Things are so much better done together! And, good thing Northern Virginia is full of fun activities to do with family and/or friends! This week you can check out the Bennu asteroid at the Smithsonian.

The Smithsonian Institution has always been a hub of scientific exploration and discovery, and its latest exhibition is no exception. At the Museum of Natural History, a remarkable display promises to capture the attention of space enthusiasts and scientists alike. Beginning on November 3rd, the Smithsonian will unveil a captivating exhibition that features samples from the Bennu asteroid. This exhibit offers a new perspective on some of the mysteries of our planet’s history.

A Journey to Bennu

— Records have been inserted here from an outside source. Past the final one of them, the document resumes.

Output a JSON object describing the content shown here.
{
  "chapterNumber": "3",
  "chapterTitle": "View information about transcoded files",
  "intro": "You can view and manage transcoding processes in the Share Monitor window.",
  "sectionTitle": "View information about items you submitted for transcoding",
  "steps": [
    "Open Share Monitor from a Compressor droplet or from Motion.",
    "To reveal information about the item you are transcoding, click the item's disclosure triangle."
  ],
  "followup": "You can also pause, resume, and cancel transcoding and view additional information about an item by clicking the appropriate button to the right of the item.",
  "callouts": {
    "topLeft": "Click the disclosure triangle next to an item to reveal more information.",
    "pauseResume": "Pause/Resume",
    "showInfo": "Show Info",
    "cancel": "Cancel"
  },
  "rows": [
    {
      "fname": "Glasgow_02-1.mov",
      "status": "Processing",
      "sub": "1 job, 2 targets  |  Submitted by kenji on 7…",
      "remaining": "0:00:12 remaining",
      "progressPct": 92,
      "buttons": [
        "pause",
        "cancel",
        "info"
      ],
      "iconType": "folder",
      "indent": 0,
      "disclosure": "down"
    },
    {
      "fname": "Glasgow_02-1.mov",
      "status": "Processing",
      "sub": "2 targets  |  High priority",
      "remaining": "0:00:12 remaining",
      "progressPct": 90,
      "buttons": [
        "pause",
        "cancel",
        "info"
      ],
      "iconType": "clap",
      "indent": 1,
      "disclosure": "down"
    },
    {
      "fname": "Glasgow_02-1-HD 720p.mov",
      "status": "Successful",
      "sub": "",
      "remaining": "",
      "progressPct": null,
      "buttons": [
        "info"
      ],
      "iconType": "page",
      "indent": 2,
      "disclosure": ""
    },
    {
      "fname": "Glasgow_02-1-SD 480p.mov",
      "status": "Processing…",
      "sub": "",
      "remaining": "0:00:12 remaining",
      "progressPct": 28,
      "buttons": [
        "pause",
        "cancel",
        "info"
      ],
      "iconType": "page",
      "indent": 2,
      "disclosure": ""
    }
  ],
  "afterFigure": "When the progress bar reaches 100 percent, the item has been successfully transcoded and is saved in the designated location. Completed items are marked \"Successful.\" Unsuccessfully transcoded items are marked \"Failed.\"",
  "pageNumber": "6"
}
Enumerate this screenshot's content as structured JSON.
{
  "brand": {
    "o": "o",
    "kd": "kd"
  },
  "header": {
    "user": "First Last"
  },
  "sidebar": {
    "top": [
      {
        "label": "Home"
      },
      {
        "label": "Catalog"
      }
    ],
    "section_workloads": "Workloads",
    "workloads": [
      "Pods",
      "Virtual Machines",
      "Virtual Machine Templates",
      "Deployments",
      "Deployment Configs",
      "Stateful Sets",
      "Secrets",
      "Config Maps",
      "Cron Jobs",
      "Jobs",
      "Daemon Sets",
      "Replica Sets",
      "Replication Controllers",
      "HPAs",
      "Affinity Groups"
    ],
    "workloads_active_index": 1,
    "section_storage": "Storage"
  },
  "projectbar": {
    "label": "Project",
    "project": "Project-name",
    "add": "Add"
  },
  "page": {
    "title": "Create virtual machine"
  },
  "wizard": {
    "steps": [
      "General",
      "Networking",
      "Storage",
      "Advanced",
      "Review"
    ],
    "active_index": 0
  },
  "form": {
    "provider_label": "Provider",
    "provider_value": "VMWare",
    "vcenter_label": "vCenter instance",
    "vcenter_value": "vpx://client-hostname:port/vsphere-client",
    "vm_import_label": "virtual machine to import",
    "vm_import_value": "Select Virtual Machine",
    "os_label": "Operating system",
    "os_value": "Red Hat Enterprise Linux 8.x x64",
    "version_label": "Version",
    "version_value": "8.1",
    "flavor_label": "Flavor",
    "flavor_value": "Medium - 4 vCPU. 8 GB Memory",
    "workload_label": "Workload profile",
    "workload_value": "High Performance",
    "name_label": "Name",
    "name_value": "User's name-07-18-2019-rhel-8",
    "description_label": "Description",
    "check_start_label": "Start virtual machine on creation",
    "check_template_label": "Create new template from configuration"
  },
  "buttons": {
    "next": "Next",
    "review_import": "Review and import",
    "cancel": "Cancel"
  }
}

The centerpiece of the exhibition is a collection of samples from the Bennu asteroid. This small celestial body orbits the Sun and has been a subject of fascination for scientists for many years. The Bennu asteroid, named after the ancient Egyptian bird deity associated with rebirth, is a primitive, carbon-rich asteroid. It was the target of NASA’s OSIRIS-REx mission. The mission collected samples from the asteroid’s surface in 2020 and returned them to Earth in September 2023. The Smithsonian’s exhibit is a result of close collaboration with NASA. It allows visitors an opportunity to explore pieces of an object that has journeyed through the cosmos for billions of years.

A Glimpse into the Past

The samples on display at the Smithsonian reveal a glimpse into the early history of our solar system. Scientists believe that carbon-rich asteroids like Bennu may hold clues to the origin of life on Earth, as they are remnants from the early solar system, containing a time capsule of the materials that existed when planets were forming. Visitors to the exhibition will be able to see actual pieces of Bennu and learn about the complex scientific techniques used to collect and study them.

Unveiling the Mysteries

One of the most exciting aspects of the Smithsonian’s Bennu exhibition is the opportunity for visitors to understand the significance of this asteroid and its potential impact on Earth. While Bennu is not a planet-sized threat, it is classified as a Near-Earth Object (NEO), and its trajectory brings it close to our planet. Scientists are keenly interested in studying NEOs like Bennu to better predict their orbits and assess any potential hazards they may pose in the future.

Visiting the Exhibit

The Bennu sample will be on display in the National Museum of Natural History’s Janet Annenberg Hooker Hall of Geology, Gems, and Minerals meteorite gallery. Visitors can also view models of the OSIRIS-Rex spacecraft that collected the samples and returned them to Earth. The museum is open daily from 10:00 am until 5:30pm and admission is free. 

If you’re looking for a space-inspired adventure that combines science and history, this is a must see.  It’s a journey that will inspire, educate, and leave you with a newfound appreciation for the mysteries of the universe.